Thursday, October 18, 7p.m.
"Aki-noomaagewin (Earth's Teachings): Stories of the Fall, Indigenous Law and Reconciliation"
Dr. John Burrows
Ondaatje Hall, Marion McCain Building
Professor John Borrows (Kegedonce) who works and writes between and across humanist and Indigenous knowledge-practices. He is one of Canada’s most highly regarded Constitutional Law experts, and much more. Dr. Borrows’ writing, scholarship, and speaking is a living conversation between the oral history, story, pictographic, and dreaming practices of the Anishnabek, and the practices of western academic scholarship, from constitutional and case law analysis, discourse studies, to philosophical reflection. In many ways, his scholarship is an enactment, a “physical philosophy” of Indigenous peoples’ reconciliation of their legal traditions, with those of Canada, and in turn with Creation. Dr. Borrows’ lecture will open audiences to this practice of reconciliation, as exampled in his 2010 paired volumes Drawing out the Law: A Spirit’s Guide, and Canada’s Indigenous Constitution. It is precisely his gentle, yet formidable capacity to move between an Indigenous practice of knowledge and a conventional scholarly one, that gives Dr. Borrows the quiet authority to draw us all into the unfolding livable possibilities of reconciliation between peoples, with the animated things of nature, with the richness of our differences.
Dr. Borrows is Anishinabek / Ojibway and a member of the Chippewa of the Nawash First Nation in Ontario. Author of numerous articles and books, his Recovering Canada; The Resurgence of Indigenous Law, received the Donald Smiley Award for the best book in Canadian Political Science. Professor Borrows is a recipient an Aboriginal Achievement Award in Law and Justice as well as innumerable gifts of honour from Indigenous communities in Canada and around the world, a Fellow of the Trudeau Foundation, and a Fellow of the Academy of Arts, Humanities and Sciences of Canada.
Watch John Burrows' presentation of "Aki-noomaagewin (Earth's Teachings): Stories of the Fall, Indigenous Law and Reconciliation" online now [.mov - please allow approximately 10 minutes for full download]
Thursday, October 25, 7p.m.
"Reconciliation Here on Earth: Shared Responsibilities"
Dr. James Tully
Ondaatje Hall, McCain Building
The third and final speaker is one of this year’s national Killam Prize winners, Professor James Tully, Distinguished Professor of Political Science, Law, Indigenous Governance and Philosophy at the U. of Victoria. Dr. Tully will speak on “Reconciliation as being-peace” both in relations between peoples, and in relations with the common earth on which we live and strive to flourish together. Prof. Tully has suggested provisionally that he will set out a number of different ways in which ‘reconciliation’ has been understood and then make a series of arguments for one particular understanding, as the best way forward in the next decade.

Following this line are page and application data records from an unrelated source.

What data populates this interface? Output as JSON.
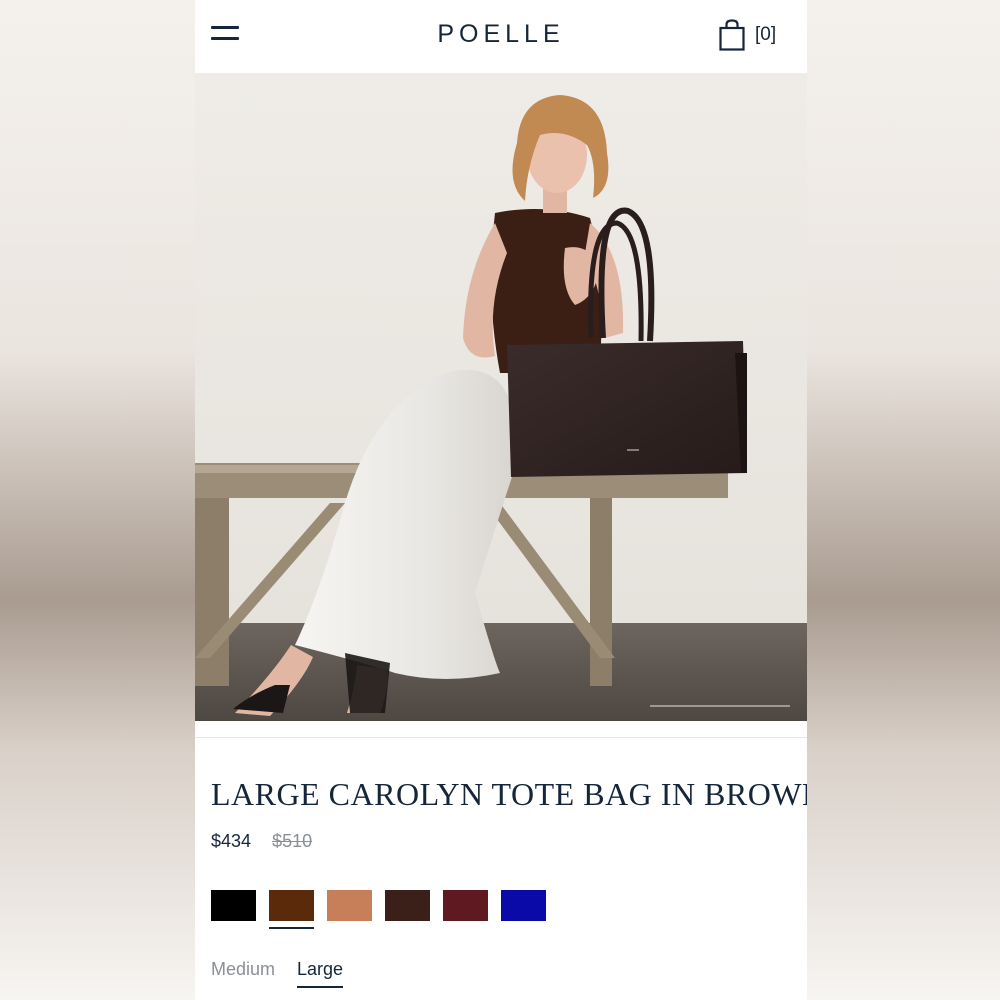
{
  "header": {
    "brand": "POELLE",
    "cart_count": "[0]",
    "menu_icon": "hamburger-menu-icon",
    "cart_icon": "shopping-bag-icon"
  },
  "hero": {
    "alt": "Model seated on wooden bench holding a large brown tote bag"
  },
  "product": {
    "title": "LARGE CAROLYN TOTE BAG IN BROWN",
    "price": "$434",
    "original_price": "$510",
    "colors": [
      {
        "color": "#000000",
        "selected": false
      },
      {
        "color": "#5a2a0a",
        "selected": true
      },
      {
        "color": "#c77f5a",
        "selected": false
      },
      {
        "color": "#3a2018",
        "selected": false
      },
      {
        "color": "#5e1a20",
        "selected": false
      },
      {
        "color": "#0a0aa8",
        "selected": false
      }
    ],
    "sizes": [
      {
        "label": "Medium",
        "active": false
      },
      {
        "label": "Large",
        "active": true
      }
    ]
  },
  "theme": {
    "text": "#16263a",
    "muted": "#8a8f98"
  }
}
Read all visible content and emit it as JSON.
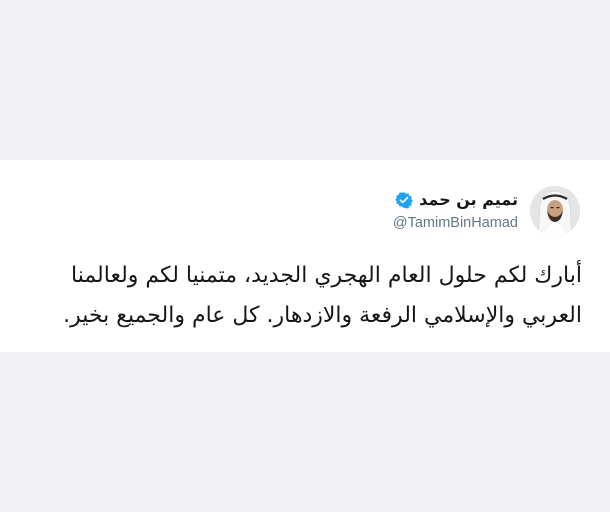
{
  "tweet": {
    "author": {
      "display_name": "تميم بن حمد",
      "handle": "@TamimBinHamad",
      "verified_icon": "verified-badge-icon",
      "avatar_icon": "profile-avatar"
    },
    "text_lines": [
      "أبارك لكم حلول العام الهجري الجديد، متمنيا لكم ولعالمنا",
      "العربي والإسلامي الرفعة والازدهار. كل عام والجميع بخير."
    ]
  },
  "colors": {
    "verified_blue": "#1da1f2",
    "text": "#14171a",
    "handle": "#657786",
    "background": "#f1f1f3",
    "card": "#ffffff"
  }
}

His approach is to seek a double move in reconciliation — the first move being reconciliation between peoples for past wrongs done, and the second, necessarily related move being a non-violent reconciliation of our modes of living with the earth, both Indigenous and non-Indigenous. The latter, shared responsibility answers an imperative of our contemporary condition, embracing a positive mutual way forward, beyond redress of past harms.
Professor Tully is among the most influential political philosophers in Canada and beyond, author or editor of eight books and many articles in the field of contemporary political and legal philosophy and its history, and in Canadian political and legal philosophy. He was also a Senior advisor to the Royal Commission on Aboriginal Peoples. In 2010, he was awarded the prestigious Killam prize in recognition of his distinguished career and exceptional contributions to Canadian social science scholarship and public life. His monographs include the two-volume Public Philosophy in a New Key (Cambridge, 2008), Strange Multiplicity: Constitutionalism in the Age of Diversity (Cambridge, 1995), and A Discourse on Property: John Locke and his Adversaries (Cambridge, 1980).